Serial Peripheral Interface (SPI)
Programming for SPI
Many microcontrollers have built-in SPI peripherals that handle all the details of sending and receiving data, and can do so at very high speeds. The SPI protocol is also simple enough that you (yes, you!) can write your own routines to manipulate the I/O lines in the proper sequence to transfer data. (A good example is on the Wikipedia SPI page.)
If you’re using an Arduino, there are two ways you can communicate with SPI devices:
Or you can use the SPI Library, which takes advantage of the SPI hardware built into the microcontroller. This is vastly faster than the above commands, but it will only work on certain pins.

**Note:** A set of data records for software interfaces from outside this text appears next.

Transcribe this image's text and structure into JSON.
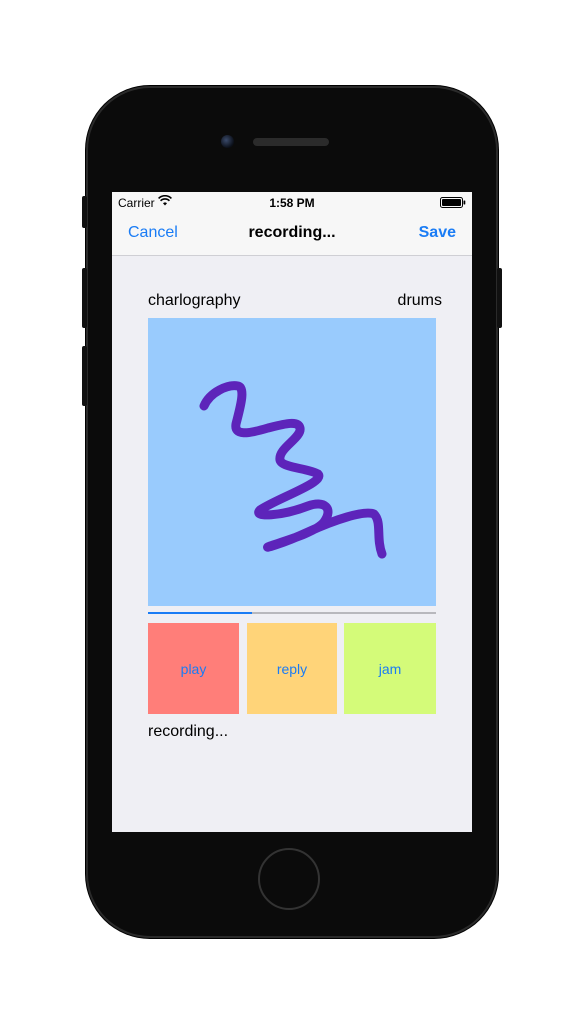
{
  "status_bar": {
    "carrier": "Carrier",
    "time": "1:58 PM",
    "wifi_icon": "wifi-icon",
    "battery_icon": "battery-icon"
  },
  "nav": {
    "cancel_label": "Cancel",
    "title": "recording...",
    "save_label": "Save"
  },
  "main": {
    "name_label": "charlography",
    "instrument_label": "drums",
    "canvas_background": "#99cbfd",
    "stroke_color": "#5d24ba",
    "progress_fraction": 0.36,
    "buttons": [
      {
        "label": "play",
        "color": "#ff7e79"
      },
      {
        "label": "reply",
        "color": "#ffd479"
      },
      {
        "label": "jam",
        "color": "#d4fb79"
      }
    ],
    "status_text": "recording..."
  },
  "accent_color": "#1a7cf5"
}
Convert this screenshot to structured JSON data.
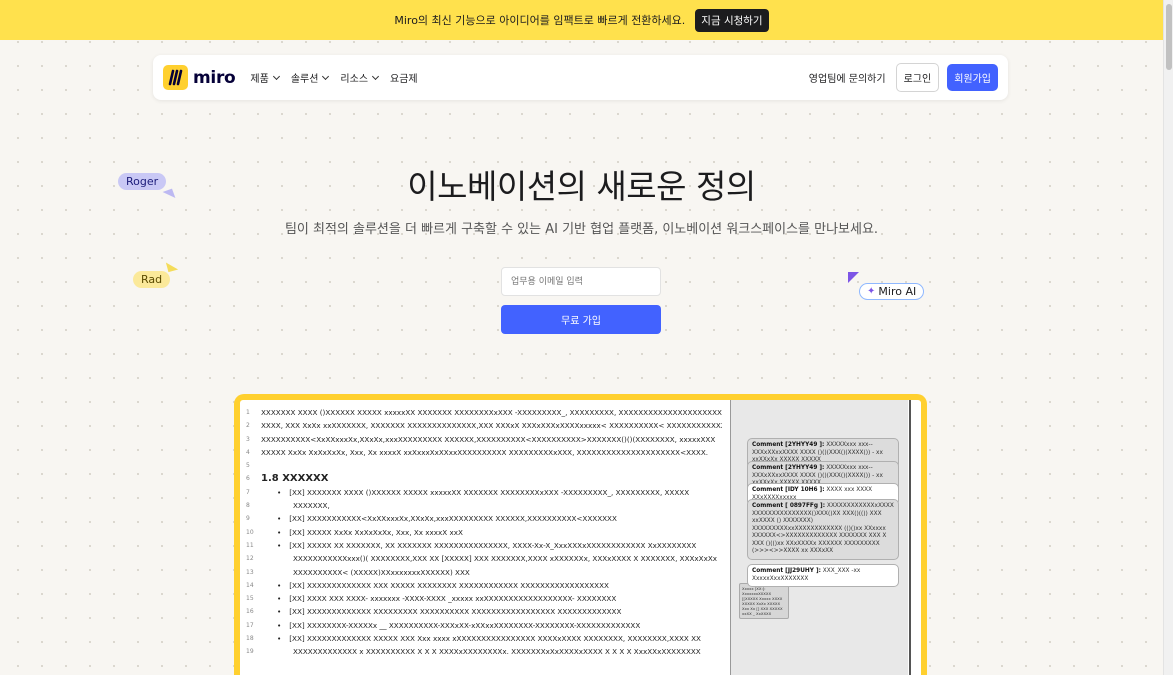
{
  "banner": {
    "text": "Miro의 최신 기능으로 아이디어를 임팩트로 빠르게 전환하세요.",
    "cta": "지금 시청하기"
  },
  "nav": {
    "logo_text": "miro",
    "items": [
      {
        "label": "제품",
        "dropdown": true
      },
      {
        "label": "솔루션",
        "dropdown": true
      },
      {
        "label": "리소스",
        "dropdown": true
      },
      {
        "label": "요금제",
        "dropdown": false
      }
    ],
    "contact_sales": "영업팀에 문의하기",
    "login": "로그인",
    "signup": "회원가입"
  },
  "cursors": {
    "roger": "Roger",
    "rad": "Rad",
    "miro_ai": "Miro AI"
  },
  "hero": {
    "title": "이노베이션의 새로운 정의",
    "subtitle": "팀이 최적의 솔루션을 더 빠르게 구축할 수 있는 AI 기반 협업 플랫폼, 이노베이션 워크스페이스를 만나보세요.",
    "email_placeholder": "업무용 이메일 입력",
    "cta": "무료 가입"
  },
  "document": {
    "lines": [
      {
        "n": "1",
        "text": "XXXXXXX XXXX ()XXXXXX XXXXX xxxxxXX XXXXXXX XXXXXXXXxXXX -XXXXXXXXX_, XXXXXXXXX, XXXXXXXXXXXXXXXXXXXXX."
      },
      {
        "n": "2",
        "text": "XXXX, XXX  XxXx xxXXXXXXX, XXXXXXX XXXXXXXXXXXXXX,XXX XXXxX XXXxXXXxXXXXxxxxx< XXXXXXXXXX< XXXXXXXXXXXXX"
      },
      {
        "n": "3",
        "text": "XXXXXXXXXX<XxXXxxxXx,XXxXx,xxxXXXXXXXXX XXXXXX,XXXXXXXXXX<XXXXXXXXXX>XXXXXXX()()(XXXXXXXX,  xxxxxXXX"
      },
      {
        "n": "4",
        "text": "XXXXX XxXx XxXxXxXx, Xxx, Xx xxxxX xxXxxxXxXXxxXXXXXXXXXX XXXXXXXXXxXXX, XXXXXXXXXXXXXXXXXXXXX<XXXX."
      },
      {
        "n": "5",
        "text": ""
      },
      {
        "n": "6",
        "text": "1.8 XXXXXX",
        "type": "heading"
      },
      {
        "n": "7",
        "text": "[XX]  XXXXXXX XXXX ()XXXXXX XXXXX xxxxxXX XXXXXXX XXXXXXXXxXXX -XXXXXXXXX_, XXXXXXXXX, XXXXX",
        "type": "bullet"
      },
      {
        "n": "8",
        "text": "XXXXXXX,",
        "type": "indent"
      },
      {
        "n": "9",
        "text": "[XX] XXXXXXXXXXX<XxXXxxxXx,XXxXx,xxxXXXXXXXXX XXXXXX,XXXXXXXXXX<XXXXXXX",
        "type": "bullet"
      },
      {
        "n": "10",
        "text": "[XX] XXXXX XxXx XxXxXxXx, Xxx, Xx xxxxX xxX",
        "type": "bullet"
      },
      {
        "n": "11",
        "text": "[XX]  XXXXX XX XXXXXXX, XX XXXXXXX XXXXXXXXXXXXXXX, XXXX-Xx-X_XxxXXXxXXXXXXXXXXXX XxXXXXXXXX",
        "type": "bullet"
      },
      {
        "n": "12",
        "text": "XXXXXXXXXXXxxx()( XXXXXXXX,XXX XX [XXXXX] XXX XXXXXXX,XXXX xXXXXXXx, XXXxXXXX X  XXXXXXX, XXXxXxXx",
        "type": "indent"
      },
      {
        "n": "13",
        "text": "XXXXXXXXXX< (XXXXX)XXxxxxxxxXXXXXX) XXX",
        "type": "indent"
      },
      {
        "n": "14",
        "text": "[XX] XXXXXXXXXXXXX XXX XXXXX XXXXXXXX XXXXXXXXXXXX XXXXXXXXXXXXXXXXXX",
        "type": "bullet"
      },
      {
        "n": "15",
        "text": "[XX] XXXX XXX XXXX- xxxxxxx -XXXX-XXXX _xxxxx  xxXXXXXXXXXXXXXXXXXX- XXXXXXXX",
        "type": "bullet"
      },
      {
        "n": "16",
        "text": "[XX] XXXXXXXXXXXXX XXXXXXXXX XXXXXXXXXX XXXXXXXXXXXXXXXXX XXXXXXXXXXXXX",
        "type": "bullet"
      },
      {
        "n": "17",
        "text": "[XX] XXXXXXXX-XXXXXx __ XXXXXXXXXX-XXXxXX-xXXxxXXXXXXXX-XXXXXXXX-XXXXXXXXXXXXX",
        "type": "bullet"
      },
      {
        "n": "18",
        "text": "[XX] XXXXXXXXXXXXX XXXXX XXX Xxx xxxx xXXXXXXXXXXXXXXXX XXXXxXXXX  XXXXXXXX, XXXXXXXX,XXXX XX",
        "type": "bullet"
      },
      {
        "n": "19",
        "text": "XXXXXXXXXXXXX x XXXXXXXXXX  X X X XXXXxXXXXXXXXx. XXXXXXXxXxXXXXxXXXX X X X X XxxXXxXXXXXXXX",
        "type": "indent"
      }
    ],
    "comments": [
      {
        "label": "Comment [2YHYY49 ]:",
        "text": "XXXXXxxx xxx-- XXXxXXxxXXXX XXXX ()()(XXX()(XXXX()) - xx xxXXxXx XXXXX XXXXX"
      },
      {
        "label": "Comment [2YHYY49 ]:",
        "text": "XXXXXxxx xxx-- XXXxXXxxXXXX XXXX ()()(XXX()(XXXX()) - xx xxXXxXx XXXXX XXXXX"
      },
      {
        "label": "Comment [IDY 10H6 ]:",
        "text": "XXXX xxx XXXX XXxXXXXxxxxx"
      },
      {
        "label": "Comment [ 0897FFg ]:",
        "text": "XXXXXXXXXXXXxXXXX XXXXXXXXXXXXXXX()XXX()XX XXX()(()) XXX xxXXXX () XXXXXXX)  XXXXXXXXXxxXXXXXXXXXXXX (()()xx XXxxxx XXXXXX<>XXXXXXXXXXXXX  XXXXXXX XXX X XXX ()(()xx XXxXXXXx XXXXXX  XXXXXXXXX (>>><>>XXXX xx XXXxXX"
      },
      {
        "label": "Comment [JJ29UHY ]:",
        "text": "XXX_XXX -xx XxxxxXxxXXXXXXX"
      }
    ],
    "mini_note": "Xxxxx [XX:]: XxxxxxxXXXXX [[XXXXX Xxxxx XXXX XXXXX XxXx XXXXX Xxx Xx [] XXX XXXXX xxXX _ XxXXXX"
  },
  "colors": {
    "banner_yellow": "#ffe14d",
    "brand_blue": "#4262ff",
    "frame_yellow": "#ffd02f"
  }
}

You will need to select some options when setting up your interface. These options must match those of the device you’re talking to; check the device’s datasheet to see what it requires.
The interface can send data with the most-significant bit (MSB) first, or least-significant bit (LSB) first. In the Arduino SPI library, this is controlled by the setBitOrder() function.
The slave will read the data on either the rising edge or the falling edge of the clock pulse. Additionally, the clock can be considered “idle” when it is high or low. In the Arduino SPI library, both of these options are controlled by the setDataMode() function.
SPI can operate at extremely high speeds (millions of bytes per second), which may be too fast for some devices. To accommodate such devices, you can adjust the data rate. In the Arduino SPI library, the speed is set by the setClockDivider() function, which divides the master clock (16MHz on most Arduinos) down to a frequency between 8MHz (/2) and 125kHz (/128).
If you’re using the SPI Library, you must use the provided SCK, MOSI and MISO pins, as the hardware is hardwired to those pins. There is also a dedicated SS pin that you can use (which must, at least, be set to an output in order for the SPI hardware to function), but note that you can use any other available output pin(s) for SS to your slave device(s) as well.
On older Arduinos, you’ll need to control the SS pin(s) yourself, making one of them low before your data transfer and high afterward. Newer Arduinos such as the Due can control each SS pin automatically as part of the data transfer; see the Due SPI documentation page for more information.